WHAT THIS TASK INVOLVES -> Please set down the records exactly, keeping every line.

EXTRACTED MATERIAL ->

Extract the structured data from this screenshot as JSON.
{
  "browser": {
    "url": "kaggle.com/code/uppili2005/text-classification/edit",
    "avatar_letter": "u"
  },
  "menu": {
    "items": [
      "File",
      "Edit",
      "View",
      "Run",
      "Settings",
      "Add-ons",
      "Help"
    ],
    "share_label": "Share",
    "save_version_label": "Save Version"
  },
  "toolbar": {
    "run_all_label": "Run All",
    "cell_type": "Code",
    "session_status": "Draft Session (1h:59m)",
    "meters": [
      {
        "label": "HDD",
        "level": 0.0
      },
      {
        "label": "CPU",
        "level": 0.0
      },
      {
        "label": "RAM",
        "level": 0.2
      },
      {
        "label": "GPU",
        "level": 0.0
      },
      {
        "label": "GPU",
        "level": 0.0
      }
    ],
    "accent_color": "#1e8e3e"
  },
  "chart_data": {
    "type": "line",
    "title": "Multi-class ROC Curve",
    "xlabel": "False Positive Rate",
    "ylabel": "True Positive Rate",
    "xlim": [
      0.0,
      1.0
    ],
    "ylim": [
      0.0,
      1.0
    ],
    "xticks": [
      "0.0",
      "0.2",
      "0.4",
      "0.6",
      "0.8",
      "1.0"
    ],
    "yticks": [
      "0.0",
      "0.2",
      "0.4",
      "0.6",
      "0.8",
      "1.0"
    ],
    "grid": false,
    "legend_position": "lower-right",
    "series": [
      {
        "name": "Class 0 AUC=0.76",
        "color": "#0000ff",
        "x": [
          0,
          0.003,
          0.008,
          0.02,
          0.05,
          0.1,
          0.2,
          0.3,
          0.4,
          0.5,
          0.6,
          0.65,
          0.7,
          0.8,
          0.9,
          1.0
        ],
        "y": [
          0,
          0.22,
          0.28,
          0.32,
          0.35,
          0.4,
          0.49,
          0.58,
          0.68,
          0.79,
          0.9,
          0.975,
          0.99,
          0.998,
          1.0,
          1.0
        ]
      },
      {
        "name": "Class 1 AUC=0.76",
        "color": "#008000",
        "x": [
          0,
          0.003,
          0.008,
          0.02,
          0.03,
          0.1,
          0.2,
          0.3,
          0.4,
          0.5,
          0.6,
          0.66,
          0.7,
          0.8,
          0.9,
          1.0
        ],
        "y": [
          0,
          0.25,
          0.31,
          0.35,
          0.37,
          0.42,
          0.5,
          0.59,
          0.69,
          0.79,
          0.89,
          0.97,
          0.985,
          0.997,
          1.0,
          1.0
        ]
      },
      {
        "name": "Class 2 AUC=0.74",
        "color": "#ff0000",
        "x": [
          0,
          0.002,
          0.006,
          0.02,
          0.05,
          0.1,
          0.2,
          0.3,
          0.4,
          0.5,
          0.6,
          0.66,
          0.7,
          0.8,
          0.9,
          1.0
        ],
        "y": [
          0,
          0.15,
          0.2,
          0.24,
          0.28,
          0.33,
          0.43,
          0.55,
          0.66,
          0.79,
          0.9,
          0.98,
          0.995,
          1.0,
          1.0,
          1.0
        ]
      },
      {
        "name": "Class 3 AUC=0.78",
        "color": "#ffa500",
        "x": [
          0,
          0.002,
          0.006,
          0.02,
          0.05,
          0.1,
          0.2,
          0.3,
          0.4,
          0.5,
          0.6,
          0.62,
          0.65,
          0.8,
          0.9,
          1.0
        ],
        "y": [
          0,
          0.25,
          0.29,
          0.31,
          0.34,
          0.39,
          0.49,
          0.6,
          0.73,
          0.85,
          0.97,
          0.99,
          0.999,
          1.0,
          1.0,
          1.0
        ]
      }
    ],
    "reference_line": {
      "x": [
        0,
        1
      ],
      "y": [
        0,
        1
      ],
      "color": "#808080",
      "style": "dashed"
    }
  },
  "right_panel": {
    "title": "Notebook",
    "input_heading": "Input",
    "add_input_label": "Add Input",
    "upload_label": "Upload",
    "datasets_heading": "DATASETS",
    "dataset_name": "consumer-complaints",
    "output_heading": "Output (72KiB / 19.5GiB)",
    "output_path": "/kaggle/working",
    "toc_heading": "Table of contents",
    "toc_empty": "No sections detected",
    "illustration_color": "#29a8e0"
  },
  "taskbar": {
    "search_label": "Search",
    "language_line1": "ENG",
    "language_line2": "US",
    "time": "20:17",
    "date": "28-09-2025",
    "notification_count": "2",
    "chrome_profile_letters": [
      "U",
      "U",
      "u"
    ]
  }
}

SOLUTION TO THIS TASK ->
Extract the structured data from this screenshot as JSON.
{
  "browser": {
    "url": "kaggle.com/code/uppili2005/text-classification/edit",
    "avatar_letter": "u"
  },
  "menu": {
    "items": [
      "File",
      "Edit",
      "View",
      "Run",
      "Settings",
      "Add-ons",
      "Help"
    ],
    "share_label": "Share",
    "save_version_label": "Save Version"
  },
  "toolbar": {
    "run_all_label": "Run All",
    "cell_type": "Code",
    "session_status": "Draft Session (1h:59m)",
    "meters": [
      {
        "label": "HDD",
        "level": 0.0
      },
      {
        "label": "CPU",
        "level": 0.0
      },
      {
        "label": "RAM",
        "level": 0.2
      },
      {
        "label": "GPU",
        "level": 0.0
      },
      {
        "label": "GPU",
        "level": 0.0
      }
    ],
    "accent_color": "#1e8e3e"
  },
  "chart_data": {
    "type": "line",
    "title": "Multi-class ROC Curve",
    "xlabel": "False Positive Rate",
    "ylabel": "True Positive Rate",
    "xlim": [
      0.0,
      1.0
    ],
    "ylim": [
      0.0,
      1.0
    ],
    "xticks": [
      "0.0",
      "0.2",
      "0.4",
      "0.6",
      "0.8",
      "1.0"
    ],
    "yticks": [
      "0.0",
      "0.2",
      "0.4",
      "0.6",
      "0.8",
      "1.0"
    ],
    "grid": false,
    "legend_position": "lower-right",
    "series": [
      {
        "name": "Class 0 AUC=0.76",
        "color": "#0000ff",
        "x": [
          0,
          0.003,
          0.008,
          0.02,
          0.05,
          0.1,
          0.2,
          0.3,
          0.4,
          0.5,
          0.6,
          0.65,
          0.7,
          0.8,
          0.9,
          1.0
        ],
        "y": [
          0,
          0.22,
          0.28,
          0.32,
          0.35,
          0.4,
          0.49,
          0.58,
          0.68,
          0.79,
          0.9,
          0.975,
          0.99,
          0.998,
          1.0,
          1.0
        ]
      },
      {
        "name": "Class 1 AUC=0.76",
        "color": "#008000",
        "x": [
          0,
          0.003,
          0.008,
          0.02,
          0.03,
          0.1,
          0.2,
          0.3,
          0.4,
          0.5,
          0.6,
          0.66,
          0.7,
          0.8,
          0.9,
          1.0
        ],
        "y": [
          0,
          0.25,
          0.31,
          0.35,
          0.37,
          0.42,
          0.5,
          0.59,
          0.69,
          0.79,
          0.89,
          0.97,
          0.985,
          0.997,
          1.0,
          1.0
        ]
      },
      {
        "name": "Class 2 AUC=0.74",
        "color": "#ff0000",
        "x": [
          0,
          0.002,
          0.006,
          0.02,
          0.05,
          0.1,
          0.2,
          0.3,
          0.4,
          0.5,
          0.6,
          0.66,
          0.7,
          0.8,
          0.9,
          1.0
        ],
        "y": [
          0,
          0.15,
          0.2,
          0.24,
          0.28,
          0.33,
          0.43,
          0.55,
          0.66,
          0.79,
          0.9,
          0.98,
          0.995,
          1.0,
          1.0,
          1.0
        ]
      },
      {
        "name": "Class 3 AUC=0.78",
        "color": "#ffa500",
        "x": [
          0,
          0.002,
          0.006,
          0.02,
          0.05,
          0.1,
          0.2,
          0.3,
          0.4,
          0.5,
          0.6,
          0.62,
          0.65,
          0.8,
          0.9,
          1.0
        ],
        "y": [
          0,
          0.25,
          0.29,
          0.31,
          0.34,
          0.39,
          0.49,
          0.6,
          0.73,
          0.85,
          0.97,
          0.99,
          0.999,
          1.0,
          1.0,
          1.0
        ]
      }
    ],
    "reference_line": {
      "x": [
        0,
        1
      ],
      "y": [
        0,
        1
      ],
      "color": "#808080",
      "style": "dashed"
    }
  },
  "right_panel": {
    "title": "Notebook",
    "input_heading": "Input",
    "add_input_label": "Add Input",
    "upload_label": "Upload",
    "datasets_heading": "DATASETS",
    "dataset_name": "consumer-complaints",
    "output_heading": "Output (72KiB / 19.5GiB)",
    "output_path": "/kaggle/working",
    "toc_heading": "Table of contents",
    "toc_empty": "No sections detected",
    "illustration_color": "#29a8e0"
  },
  "taskbar": {
    "search_label": "Search",
    "language_line1": "ENG",
    "language_line2": "US",
    "time": "20:17",
    "date": "28-09-2025",
    "notification_count": "2",
    "chrome_profile_letters": [
      "U",
      "U",
      "u"
    ]
  }
}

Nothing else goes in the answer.